CTRL+R reverse-i-search)`hosts': cat -vet /etc/hosts 127.0.0.1^Ilocalhost$ $ # The following lines are desirable for IPv6 capable hosts$ ::1^Iip6-localhost^Iip6-loopback$ fe00::0^Iip6-localnet$ ff00::0^Iip6-mcastprefix$ ff02::1^Iip6-allnodes$ ff02::2^Iip6-allrouters$ ff02::3^Iip6-allhosts$ 127.0.1.1^Iubuntu-bionic^Iubuntu-bionic$ $
Repeating Command Using Bang Bang
The exclamation mark can be used elsewhere within the history. The use of !! re-runs the complete previous entire command line entry. This is useful where we have run a command before realizing that we should have elevated our privileges with sudo.
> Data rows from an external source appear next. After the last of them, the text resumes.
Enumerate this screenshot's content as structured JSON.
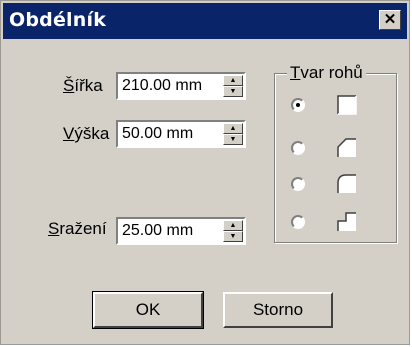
{
  "window": {
    "title": "Obdélník",
    "close_glyph": "✕"
  },
  "fields": {
    "width": {
      "label_u": "Š",
      "label_rest": "ířka",
      "value": "210.00 mm"
    },
    "height": {
      "label_u": "V",
      "label_rest": "ýška",
      "value": "50.00 mm"
    },
    "chamfer": {
      "label_u": "S",
      "label_rest": "ražení",
      "value": "25.00 mm"
    }
  },
  "corner_shape": {
    "label_u": "T",
    "label_rest": "var rohů",
    "options": [
      {
        "icon": "square-corner-icon",
        "selected": true
      },
      {
        "icon": "chamfer-corner-icon",
        "selected": false
      },
      {
        "icon": "rounded-corner-icon",
        "selected": false
      },
      {
        "icon": "inverted-corner-icon",
        "selected": false
      }
    ]
  },
  "buttons": {
    "ok": "OK",
    "cancel": "Storno"
  }
}
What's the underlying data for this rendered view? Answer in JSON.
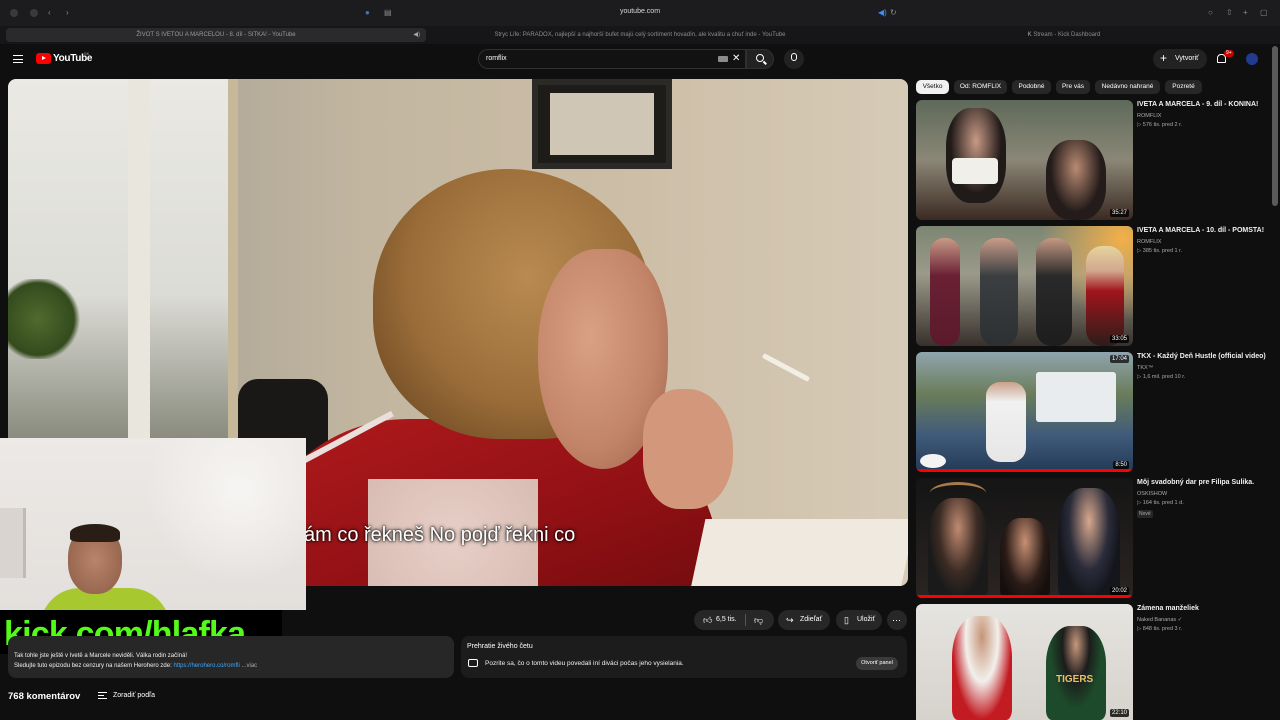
{
  "browser": {
    "url": "youtube.com",
    "tabs": [
      {
        "label": "ŽIVOT S IVETOU A MARCELOU - 8. díl - SITKA! - YouTube"
      },
      {
        "label": "Stryc Life: PARADOX, najlepší a najhorší bufet majú celý sortiment hovadín, ale kvalitu a chuť inde - YouTube"
      },
      {
        "label": "Stream - Kick Dashboard"
      }
    ]
  },
  "header": {
    "logo_text": "YouTube",
    "country": "SK",
    "search_value": "romflix",
    "create_label": "Vytvoriť",
    "notif_count": "9+"
  },
  "player": {
    "subtitle": "ám co řekneš No pojď řekni co"
  },
  "stream_overlay": {
    "kick_text": "kick.com/hlafka"
  },
  "actions": {
    "like_count": "6,5 tis.",
    "share_label": "Zdieľať",
    "save_label": "Uložiť"
  },
  "description": {
    "line1": "Tak tohle jste ještě v Ivetě a Marcele neviděli. Válka rodin začíná!",
    "line2": "Sledujte tuto epizodu bez cenzury na našem Herohero zde:",
    "link": "https://herohero.co/romfli",
    "more": "...viac"
  },
  "live_chat": {
    "title": "Prehratie živého četu",
    "text": "Pozrite sa, čo o tomto videu povedali iní diváci počas jeho vysielania.",
    "open_label": "Otvoriť panel"
  },
  "comments": {
    "count": "768 komentárov",
    "sort_label": "Zoradiť podľa"
  },
  "chips": [
    "Všetko",
    "Od: ROMFLIX",
    "Podobné",
    "Pre vás",
    "Nedávno nahrané",
    "Pozreté"
  ],
  "related": [
    {
      "title": "IVETA A MARCELA - 9. díl - KONINA!",
      "channel": "ROMFLIX",
      "meta": "▷ 576 tis.   pred 2 r.",
      "duration": "35:27"
    },
    {
      "title": "IVETA A MARCELA - 10. díl - POMSTA!",
      "channel": "ROMFLIX",
      "meta": "▷ 385 tis.   pred 1 r.",
      "duration": "33:05"
    },
    {
      "title": "TKX - Každý Deň Hustle (official video)",
      "channel": "TKX™",
      "meta": "▷ 1,6 mil.   pred 10 r.",
      "duration": "8:50",
      "overlay": "17:04"
    },
    {
      "title": "Môj svadobný dar pre Filipa Sulika.",
      "channel": "OSKISHOW",
      "meta": "▷ 164 tis.   pred 1 d.",
      "duration": "20:02",
      "badge": "Nové"
    },
    {
      "title": "Zámena manželiek",
      "channel": "Naked Bananas ✓",
      "meta": "▷ 848 tis.   pred 3 r.",
      "duration": "22:10"
    }
  ],
  "colors": {
    "accent": "#ff0000",
    "kick_green": "#53fc18",
    "link_blue": "#3ea6ff"
  }
}
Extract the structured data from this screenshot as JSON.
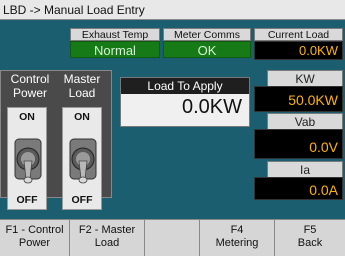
{
  "title": "LBD -> Manual Load Entry",
  "status": {
    "exhaust_temp": {
      "label": "Exhaust Temp",
      "value": "Normal"
    },
    "meter_comms": {
      "label": "Meter Comms",
      "value": "OK"
    },
    "current_load": {
      "label": "Current Load",
      "value": "0.0KW"
    }
  },
  "control_power": {
    "label_line1": "Control",
    "label_line2": "Power",
    "on": "ON",
    "off": "OFF"
  },
  "master_load": {
    "label_line1": "Master",
    "label_line2": "Load",
    "on": "ON",
    "off": "OFF"
  },
  "load_to_apply": {
    "label": "Load To Apply",
    "value": "0.0KW"
  },
  "meters": {
    "kw": {
      "label": "KW",
      "value": "50.0KW"
    },
    "vab": {
      "label": "Vab",
      "value": "0.0V"
    },
    "ia": {
      "label": "Ia",
      "value": "0.0A"
    }
  },
  "fkeys": [
    {
      "line1": "F1 - Control",
      "line2": "Power"
    },
    {
      "line1": "F2 - Master",
      "line2": "Load"
    },
    {
      "line1": "",
      "line2": ""
    },
    {
      "line1": "F4",
      "line2": "Metering"
    },
    {
      "line1": "F5",
      "line2": "Back"
    }
  ],
  "colors": {
    "background": "#1b5e70",
    "status_ok": "#167a16",
    "value_text": "#ffb400"
  }
}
We can run the command again, but this time elevated, using sudo !!:
Listing 05: Using the history !! to repeat commands
$ useradd jimb useradd: Permission denied. useradd: cannot lock /etc/passwd; try again later. $ sudo !! sudo useradd jimb
Control Bash History
We can maintain the bash history to be more useful than the default settings allow. These settings we use are the default in Ubuntu 18.04 LTS Server. If we read the contents of the bash variable HISTCONTROL we can see the current setting. This setting controls which items are added to the command history for the current user in the running shell:
Listing 06: Viewing history settings
$ echo $HISTCONTROL ignoreboth
The ignoreboth setting is equivalent ignorespace:ignoredups:
– ignorespace: Will not add commands that begin with whitespace. This is useful if you want to exclude a command from the history. Any leading whitespace is ignored and does not affect the command itself. The command though will not be recorded in the history. For example, you may want to create a user and then set their password. Using chpasswd instead of the passwd command means that you can provide the password from the command line. If you prepend echo ‘user:password’ | sudo chpasswd with a space the password used will not appear in your own history although it was entered at the command line.
– ignoredups: Duplicate commands that are executed consecutively will only be stored once. So, if you use the same ls command consecutively 3 times it will appear just once in the history.
Listing 07: Excluding sensitive commands from your history with ignorespace
64$ sudo useradd bob 65$ echo 'bob:Password1' | sudo chpasswd 65$ history 2 64 sudo useradd bob 65 history 2 66$
Listing 08: Observing the behavior of ignoredups
70$ cd 71$ ls 72$ cd 73$ ls 74$ ls 74$ ls 74$ history 5 70 cd 71 ls 72 cd 73 ls 74 history 5 75$
Note: The ls command at line 71 is not a duplicate of the ls command at line 73 as they are not executed consecutively. Whereas, as we display the history number within the prompt, we see that the number of the command history entry does not increment as we run ls consecutively from line 73.
Deleting Extra History Entries
As we can observe, it is only the sequentially executed commands that are ignored with ignoredups, other non-sequential entries of the same command can and will appear. To improve on this behavior, we can use the setting of erasedups. With this setting previous occurrences of the exact command line are removed from history so only the most recent execution is stored. We may still want to combine this with the ignorespace that we had before so we use the concatenated value of erasedups:ignorespace
Listing 09: Erasing duplicate entries from history with erasedups
76$ declare -x HISTCONTROL="erasedups:ignorespace" 77$ echo $HISTCONTROL erasedups:ignorespace 78$ ls 71$ cd 69$ history 10 60 sudo useradd bob 61 history 2 62 cd /etc 63 history 6 64 history 5 65 declare -x HISTCONTROL="erasedups:ignorespace" 66 echo $HISTCONTROL 67 ls 68 cd 69 history 10 70$
As we observe the prompt now, we see the history number decreases as we enter the ls command and the cd command that have been executed in various non-consecutive entries in our current history. This is a great way of optimizing our .bash_history file and memory entries so we do not store commands that we do not need. To persist this, we can append the entry to our login script.
Listing 10: Persisting the HISTCONTROL variable
70$ echo 'declare -x HISTCONTROL="erasedups:ignorespace"' >> $HOME/.bashrc 71$ tail -n1 $HOME/.bashrc declare -x HISTCONTROL="erasedups:ignorespace" 72$